Auxiliary Bishop Estanislao Dowlaszewicz of Santa Cruz said, “Today some people live as if they were allergic to religion or the Church,” painting it as “a danger for the future of the country” and attempting to, “remove not only religion from the classroom, but God as well.”
During a commemoration of Bolivian independence, attended by President Evo Morales, Archbishop Edmundo Abastoflor of La Paz stated, “It is crazy to think that God doesn’t exist or that we can forget about Him.” “No matter how important we might be in this world, there is someone who is more so than us,” he said.

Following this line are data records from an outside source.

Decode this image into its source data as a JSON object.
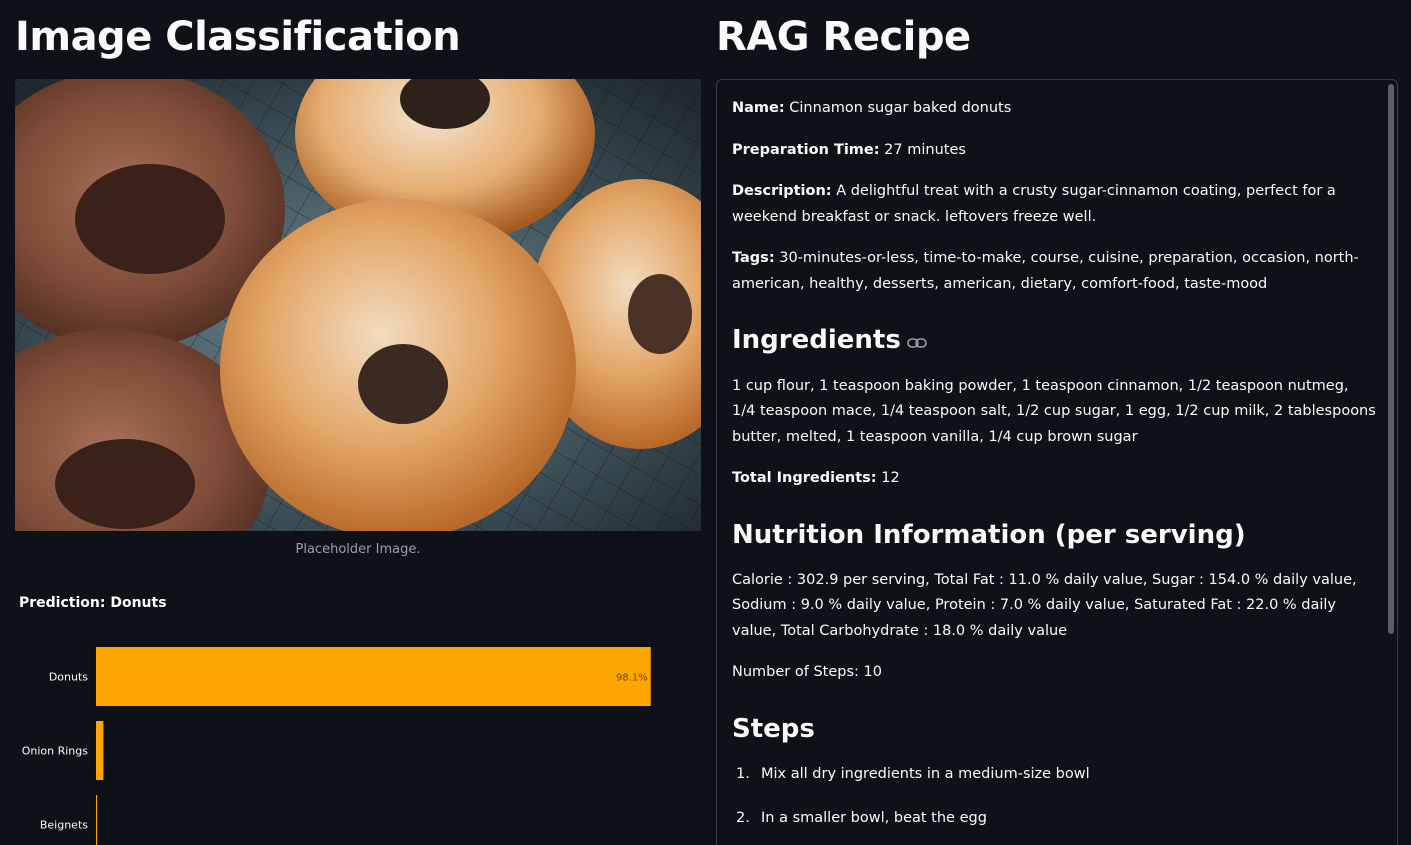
{
  "left": {
    "title": "Image Classification",
    "image_caption": "Placeholder Image.",
    "prediction": "Prediction: Donuts"
  },
  "chart_data": {
    "type": "bar",
    "orientation": "horizontal",
    "categories": [
      "Donuts",
      "Onion Rings",
      "Beignets"
    ],
    "values": [
      98.1,
      1.3,
      0.2
    ],
    "data_labels": [
      "98.1%",
      "",
      ""
    ],
    "xlim": [
      0,
      100
    ],
    "bar_color": "#ffa500"
  },
  "right": {
    "title": "RAG Recipe",
    "name_label": "Name:",
    "name_value": " Cinnamon sugar baked donuts",
    "prep_label": "Preparation Time:",
    "prep_value": " 27 minutes",
    "desc_label": "Description:",
    "desc_value": " A delightful treat with a crusty sugar-cinnamon coating, perfect for a weekend breakfast or snack. leftovers freeze well.",
    "tags_label": "Tags:",
    "tags_value": " 30-minutes-or-less, time-to-make, course, cuisine, preparation, occasion, north-american, healthy, desserts, american, dietary, comfort-food, taste-mood",
    "ingredients_heading": "Ingredients",
    "ingredients_text": "1 cup flour, 1 teaspoon baking powder, 1 teaspoon cinnamon, 1/2 teaspoon nutmeg, 1/4 teaspoon mace, 1/4 teaspoon salt, 1/2 cup sugar, 1 egg, 1/2 cup milk, 2 tablespoons butter, melted, 1 teaspoon vanilla, 1/4 cup brown sugar",
    "total_ingredients_label": "Total Ingredients:",
    "total_ingredients_value": " 12",
    "nutrition_heading": "Nutrition Information (per serving)",
    "nutrition_text": "Calorie : 302.9 per serving, Total Fat : 11.0 % daily value, Sugar : 154.0 % daily value, Sodium : 9.0 % daily value, Protein : 7.0 % daily value, Saturated Fat : 22.0 % daily value, Total Carbohydrate : 18.0 % daily value",
    "steps_count_text": "Number of Steps: 10",
    "steps_heading": "Steps",
    "steps": [
      {
        "num": "1.",
        "text": "Mix all dry ingredients in a medium-size bowl"
      },
      {
        "num": "2.",
        "text": "In a smaller bowl, beat the egg"
      }
    ]
  },
  "icons": {
    "heading_anchor": "link-icon"
  }
}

Several days ago Bolivia’s Minister of Education, Felix Patzi, announced the government would end “the religious monopoly” of the Church. In an interview with La Razon, Patzi said, “In Bolivia the people are not only Catholic, but also of other religious faiths.” He claimed the issue was leading to confrontation among Bolivians, despite polls showing that 77% of the population says they are Catholic and 95% say they are Christians. Patzi, a sociologist by profession, claims to practice a pre-Colombian religion that worships the earth goddess.

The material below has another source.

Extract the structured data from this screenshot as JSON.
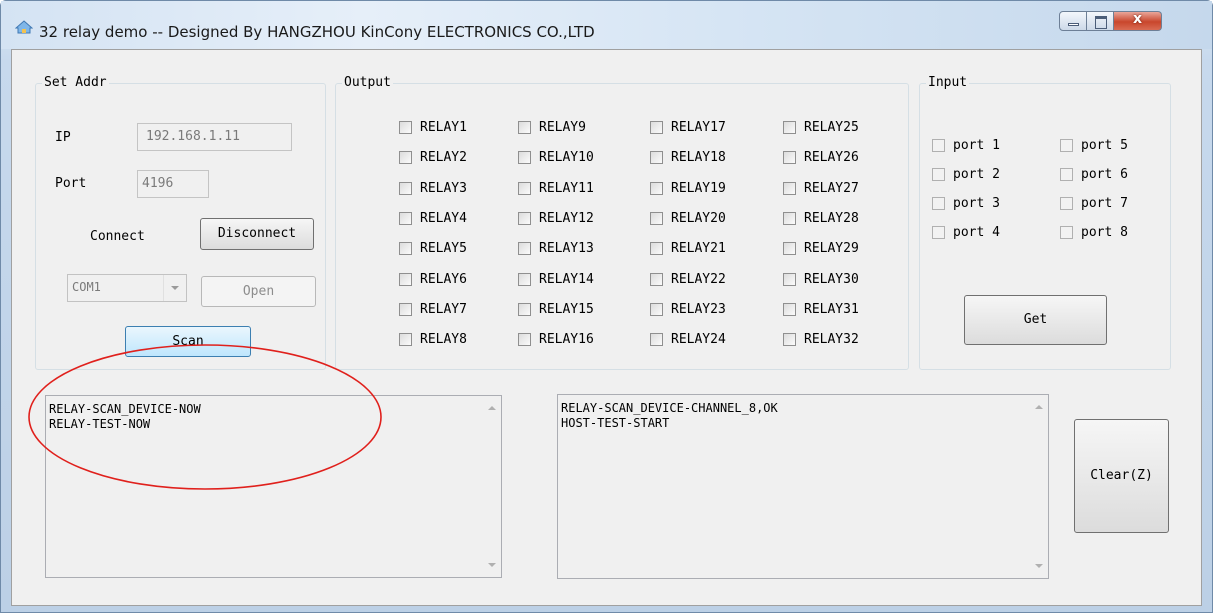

Local reporters explained that the measure would still have to be approved by Parliament. However, Patzi, who had previously pledged to the country’s bishops that he would uphold religious instruction in schools, said the conclusions of the Congress were binding and would be implemented immediately.
.- Archbishop Tito Solari expressed his disappointment at the politicization of the recent National Congress on Education in which, “in a Communist fashion, the government imposed its ideology without any room for dialogue.”